Los Angeles: TV host Ellen DeGeneres and Oprah Winfrey talked about the devastation caused by mudslides in their Montecito neighbourhood in Southern California.
The mudslides were caused by heavy rain which sent mud and boulders sliding down the hills stripped of vegetation by the recent wildfires in the area.
During an episode of her daytime talk show, Ellen shared how the deadly wildfires had forced her and wife Portia de Rossi to evacuate their home in Montecito, a wealthy coastal enclave north-west of Los Angeles.
"One of the things that I want to talk about is you know, we've had these terrible fires all over California and one of the hardest hit areas is where I live in Montecito. We have had mandatory evacuations," DeGeneres said.
"We were expecting rain this week and usually we're grateful for rain, especially in California, but not after the largest fire in the history of California. Sunday night, Portia and I got a call that we're under mandatory evacuation again with most of the community of Montecito," she said during her show.
Ellen said as predicted by the authorities, the rain caused heavy mudslides in Montecito. "After everything we have been through, I think a lot of people thought they were just being overly cautious, but exactly what they feared happened. The rain triggered massive mudslides. Massive."
Ellen also shared a video of the street and the area filled with mud-covered debris from fallen trees to boulders. She then FaceTimed Oprah, who also resides in Montecito and remains there.
Oprah shared what her own home looked like during the call and also showed around her neighbourhood area. "Where I am now, which is the east side of my property, I was walking down here and all of my neighbours' homes are gutted. I'm standing right now still in a lot of mud but not as much as yesterday.
"I walked out back, you know, where we share a fence line and the neighbours out back they're houses are gone. It's as devastating as can be," Oprah said.
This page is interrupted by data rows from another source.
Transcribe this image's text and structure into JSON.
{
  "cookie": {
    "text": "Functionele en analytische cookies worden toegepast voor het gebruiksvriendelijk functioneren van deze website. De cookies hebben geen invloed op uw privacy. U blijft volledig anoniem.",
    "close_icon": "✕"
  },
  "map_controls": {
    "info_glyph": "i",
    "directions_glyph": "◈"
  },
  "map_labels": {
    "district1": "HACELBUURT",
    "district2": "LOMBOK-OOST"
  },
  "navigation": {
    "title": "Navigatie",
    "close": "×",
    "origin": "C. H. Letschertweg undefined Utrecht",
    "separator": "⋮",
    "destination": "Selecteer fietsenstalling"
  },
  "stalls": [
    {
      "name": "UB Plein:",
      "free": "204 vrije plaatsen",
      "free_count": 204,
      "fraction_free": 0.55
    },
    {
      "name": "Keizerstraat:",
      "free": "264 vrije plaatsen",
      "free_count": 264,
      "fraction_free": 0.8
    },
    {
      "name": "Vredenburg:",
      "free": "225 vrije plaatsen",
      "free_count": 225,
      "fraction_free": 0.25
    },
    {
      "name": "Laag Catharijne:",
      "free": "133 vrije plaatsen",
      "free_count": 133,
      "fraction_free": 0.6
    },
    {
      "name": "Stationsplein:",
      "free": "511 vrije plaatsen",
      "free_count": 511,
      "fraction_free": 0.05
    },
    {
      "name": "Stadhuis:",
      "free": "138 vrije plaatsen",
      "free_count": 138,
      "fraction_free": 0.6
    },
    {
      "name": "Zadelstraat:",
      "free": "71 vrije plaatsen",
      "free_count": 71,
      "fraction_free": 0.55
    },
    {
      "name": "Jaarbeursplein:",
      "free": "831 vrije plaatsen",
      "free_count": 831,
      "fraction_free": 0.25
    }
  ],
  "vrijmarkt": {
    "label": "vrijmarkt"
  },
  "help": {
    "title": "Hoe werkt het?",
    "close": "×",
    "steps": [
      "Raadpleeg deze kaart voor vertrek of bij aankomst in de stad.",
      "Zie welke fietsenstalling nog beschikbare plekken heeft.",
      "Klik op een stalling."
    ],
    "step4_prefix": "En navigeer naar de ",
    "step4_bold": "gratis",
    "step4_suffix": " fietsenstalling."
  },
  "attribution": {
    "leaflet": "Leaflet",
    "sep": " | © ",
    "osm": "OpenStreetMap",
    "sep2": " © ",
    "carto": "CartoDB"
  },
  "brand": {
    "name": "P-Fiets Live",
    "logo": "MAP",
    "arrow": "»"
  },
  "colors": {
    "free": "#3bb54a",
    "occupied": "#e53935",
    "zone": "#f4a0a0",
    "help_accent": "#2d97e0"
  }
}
The death toll from the mudslides that struck Southern California stood at 15 with rescue crews continuing their search for anyone trapped, injured or dead in the onslaught.